MDC Alerts Hartford Mayor To $1.3 Million In Unpaid Water Bills, But City Pushes Back
The Metropolitan District Commission alleges that the city of Hartford and the Hartford Housing Authority owe more than $1.3 million combined in unpaid water bills, but both dispute the charges. And, in one case, the authority said it sent a check, which the MDC never cashed.
In a letter dated June 18, MDC CEO Scott Jellison and District Chairman William DiBella said about $816,000 of the past due balance is tied to city accounts and about $561,000 in overdue charges is tied to the Hartford Housing Authority.
“This is a significant past due balance,” the MDC wrote in the letter addressed to Hartford Mayor Luke Bronin, “which negatively impacts the District’s cash flow, which in turn affects all our member towns.”
But both the city and the housing authority -- an agency that owns and manages developments that provide homes for lower-income families -- said they fundamentally disagree with the MDC’s assessment of the overdue charges.
In fact, in one case, the authority said it wrote a check to the MDC, but the agency never did anything with it.
“We have reviewed our records and we have discovered that there is one substantial check that we issued in April, 2019, that was never cashed,” Annette Sanderson, executive director of the Housing Authority of the City of Hartford, said in an emailed statement.
“We have voided that check, and we have reissued a new check,” Sanderson said. “We will forward the new check as well as our current monthly payment to the MDC.”
The MDC said it would speak with the authority to see where it sent that check.
“I’m not saying it wasn’t sent. But we didn’t get it. Because we didn’t cash it,” said Christopher Stone, district counsel at the MDC.
Stone said that the MDC formerly used a post office box for bill payments but that the agency discontinued its use. “I don’t know if that may be the reason for the problem, but whatever the reason is, we didn’t get it. They sent it. We didn’t get it. And they’re willing to resend another check,” he said. “So that’s all good.”
The MDC’s letter to Bronin was reported in June on the website of columnist and blogger Kevin Rennie.
The letter also outlines roughly $800,000 in overdue charges against the city of Hartford, which the mayor’s office responded to Thursday afternoon.
“The bottom line is that we fundamentally disagree with the MDC letter,” Howard Rifkin, corporation counsel for the city, said in an emailed statement. “Half of what the MDC claims we owe is for cleaning up catch basins in their own sewer system, not city property.”
In its letter, the MDC specifically asked the city of Hartford to review five accounts with large outstanding balances, including one that totals more than $385,000.
Both the MDC and the city said that charge was related to an ongoing dispute over who is responsible for cleaning catch basins in the city.
Stone, at the MDC, said the dispute dates back to the time of Hartford’s old landfill on the I-91 corridor, which he said the agency used as a disposal site for catch basin waste.
“Now that landfill is closed.
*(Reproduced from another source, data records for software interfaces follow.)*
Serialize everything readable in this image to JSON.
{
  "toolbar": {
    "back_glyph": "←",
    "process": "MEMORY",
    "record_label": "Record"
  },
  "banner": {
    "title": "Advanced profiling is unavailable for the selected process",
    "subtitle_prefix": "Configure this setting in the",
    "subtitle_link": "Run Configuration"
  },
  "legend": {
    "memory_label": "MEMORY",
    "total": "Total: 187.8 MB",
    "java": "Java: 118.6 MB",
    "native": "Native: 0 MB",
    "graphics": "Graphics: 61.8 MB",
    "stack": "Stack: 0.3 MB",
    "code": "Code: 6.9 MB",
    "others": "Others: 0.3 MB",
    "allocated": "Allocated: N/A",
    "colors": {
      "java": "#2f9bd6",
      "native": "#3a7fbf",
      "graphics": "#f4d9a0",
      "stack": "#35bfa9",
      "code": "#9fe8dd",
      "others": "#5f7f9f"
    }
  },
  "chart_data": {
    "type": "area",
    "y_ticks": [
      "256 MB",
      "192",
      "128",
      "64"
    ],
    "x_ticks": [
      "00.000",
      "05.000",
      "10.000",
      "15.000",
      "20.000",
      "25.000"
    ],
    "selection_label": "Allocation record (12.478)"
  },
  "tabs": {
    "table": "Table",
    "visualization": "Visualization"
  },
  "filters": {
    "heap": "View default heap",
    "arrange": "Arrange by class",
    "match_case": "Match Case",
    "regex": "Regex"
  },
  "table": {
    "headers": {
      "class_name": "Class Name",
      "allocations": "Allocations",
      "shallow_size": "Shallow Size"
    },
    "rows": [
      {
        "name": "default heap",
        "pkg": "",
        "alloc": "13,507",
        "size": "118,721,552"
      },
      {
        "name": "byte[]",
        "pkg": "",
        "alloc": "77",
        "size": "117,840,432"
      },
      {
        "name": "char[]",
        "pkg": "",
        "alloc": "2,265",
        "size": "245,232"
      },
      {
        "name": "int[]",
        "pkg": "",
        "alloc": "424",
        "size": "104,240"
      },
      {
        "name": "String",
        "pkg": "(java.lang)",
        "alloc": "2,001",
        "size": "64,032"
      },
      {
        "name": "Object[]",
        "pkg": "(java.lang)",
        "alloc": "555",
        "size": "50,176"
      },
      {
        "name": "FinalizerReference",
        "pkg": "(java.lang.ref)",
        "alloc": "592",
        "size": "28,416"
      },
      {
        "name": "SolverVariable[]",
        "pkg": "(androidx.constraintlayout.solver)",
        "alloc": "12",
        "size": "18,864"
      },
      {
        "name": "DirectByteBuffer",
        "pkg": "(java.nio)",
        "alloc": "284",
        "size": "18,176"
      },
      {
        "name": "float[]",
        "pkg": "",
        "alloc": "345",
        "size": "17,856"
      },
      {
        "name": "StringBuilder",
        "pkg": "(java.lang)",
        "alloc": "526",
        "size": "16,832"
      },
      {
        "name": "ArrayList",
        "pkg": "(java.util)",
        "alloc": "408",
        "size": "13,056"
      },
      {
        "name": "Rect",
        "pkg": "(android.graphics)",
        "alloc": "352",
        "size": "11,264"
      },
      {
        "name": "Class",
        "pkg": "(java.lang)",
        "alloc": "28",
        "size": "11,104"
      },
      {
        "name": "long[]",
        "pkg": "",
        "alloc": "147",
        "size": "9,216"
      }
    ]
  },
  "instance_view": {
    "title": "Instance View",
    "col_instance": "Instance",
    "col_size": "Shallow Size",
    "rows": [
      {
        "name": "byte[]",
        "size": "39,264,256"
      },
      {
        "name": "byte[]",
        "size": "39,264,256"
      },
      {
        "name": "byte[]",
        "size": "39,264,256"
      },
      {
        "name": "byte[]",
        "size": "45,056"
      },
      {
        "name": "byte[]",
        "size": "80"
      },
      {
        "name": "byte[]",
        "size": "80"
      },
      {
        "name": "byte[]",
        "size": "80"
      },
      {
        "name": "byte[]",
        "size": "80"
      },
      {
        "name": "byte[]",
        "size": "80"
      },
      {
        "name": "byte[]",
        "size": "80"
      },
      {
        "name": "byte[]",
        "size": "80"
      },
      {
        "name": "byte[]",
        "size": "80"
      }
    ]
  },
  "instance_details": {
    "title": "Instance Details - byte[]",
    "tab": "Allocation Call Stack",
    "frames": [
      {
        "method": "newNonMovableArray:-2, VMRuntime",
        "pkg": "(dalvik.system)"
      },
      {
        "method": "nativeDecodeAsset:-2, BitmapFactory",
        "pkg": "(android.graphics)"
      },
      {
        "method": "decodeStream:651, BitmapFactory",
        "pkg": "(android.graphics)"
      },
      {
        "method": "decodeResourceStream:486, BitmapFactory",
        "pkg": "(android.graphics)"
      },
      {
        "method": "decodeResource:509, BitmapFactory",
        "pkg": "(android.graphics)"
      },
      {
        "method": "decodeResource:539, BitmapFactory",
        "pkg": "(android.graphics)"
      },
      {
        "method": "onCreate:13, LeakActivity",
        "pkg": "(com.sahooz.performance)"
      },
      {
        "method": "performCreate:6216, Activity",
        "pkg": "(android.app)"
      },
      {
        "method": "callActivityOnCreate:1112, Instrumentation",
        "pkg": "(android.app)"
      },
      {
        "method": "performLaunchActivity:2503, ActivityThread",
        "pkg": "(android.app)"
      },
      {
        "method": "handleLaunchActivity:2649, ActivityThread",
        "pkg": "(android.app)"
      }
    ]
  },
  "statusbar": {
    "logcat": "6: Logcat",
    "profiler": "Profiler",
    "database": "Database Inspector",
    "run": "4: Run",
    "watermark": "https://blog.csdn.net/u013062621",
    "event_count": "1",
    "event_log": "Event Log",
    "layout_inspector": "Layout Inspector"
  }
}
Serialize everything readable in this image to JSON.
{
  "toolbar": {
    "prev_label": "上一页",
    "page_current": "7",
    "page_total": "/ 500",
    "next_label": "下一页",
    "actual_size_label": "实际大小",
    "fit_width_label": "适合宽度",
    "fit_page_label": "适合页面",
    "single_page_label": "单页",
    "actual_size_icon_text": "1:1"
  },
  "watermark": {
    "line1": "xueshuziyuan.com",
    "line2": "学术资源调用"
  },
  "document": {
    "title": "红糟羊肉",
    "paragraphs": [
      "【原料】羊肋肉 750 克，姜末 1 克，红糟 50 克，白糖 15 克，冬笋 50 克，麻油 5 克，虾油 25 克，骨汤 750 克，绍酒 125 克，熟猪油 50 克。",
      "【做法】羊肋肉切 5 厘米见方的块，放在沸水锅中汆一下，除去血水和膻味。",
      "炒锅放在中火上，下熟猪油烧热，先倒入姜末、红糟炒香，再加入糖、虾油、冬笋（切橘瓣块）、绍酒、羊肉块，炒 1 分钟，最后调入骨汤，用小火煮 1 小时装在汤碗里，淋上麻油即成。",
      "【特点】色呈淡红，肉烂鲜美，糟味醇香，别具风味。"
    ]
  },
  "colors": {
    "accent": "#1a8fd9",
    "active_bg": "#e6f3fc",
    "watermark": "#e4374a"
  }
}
We incur a cost now, that we didn’t incur before, for the disposal of that material,” Stone said.
Two other overdue accounts connected to the city of Hartford include balances higher than $40,000. The letter also calls attention to an account with a $27,000 overdue balance and one with a nearly $18,000 overdue balance.
“Some of the rest is attributable to prior owners of properties the City recently acquired, properties the city does not own, or charges we do not believe to be legitimate,” Rifkin wrote.
The MDC said the city of Hartford needs to identify and notify the District of properties where services can be cut off and provide the District a process to notify it of “any properties obtained by the City from tax foreclosures.”
“These outstanding balances are due to a variety of circumstances and we are seeking your assistance in focusing your staff to work with ours to resolve them,” the MDC wrote to Bronin.
Meanwhile, when one customer, large or small, fails to pay a bill, the burden to close that money gap can fall on ratepayers.
“We get that,” Stone said. “We do not want to, and strive not to, pass on delinquencies of one or more ratepayers onto those ratepayers that do pay.”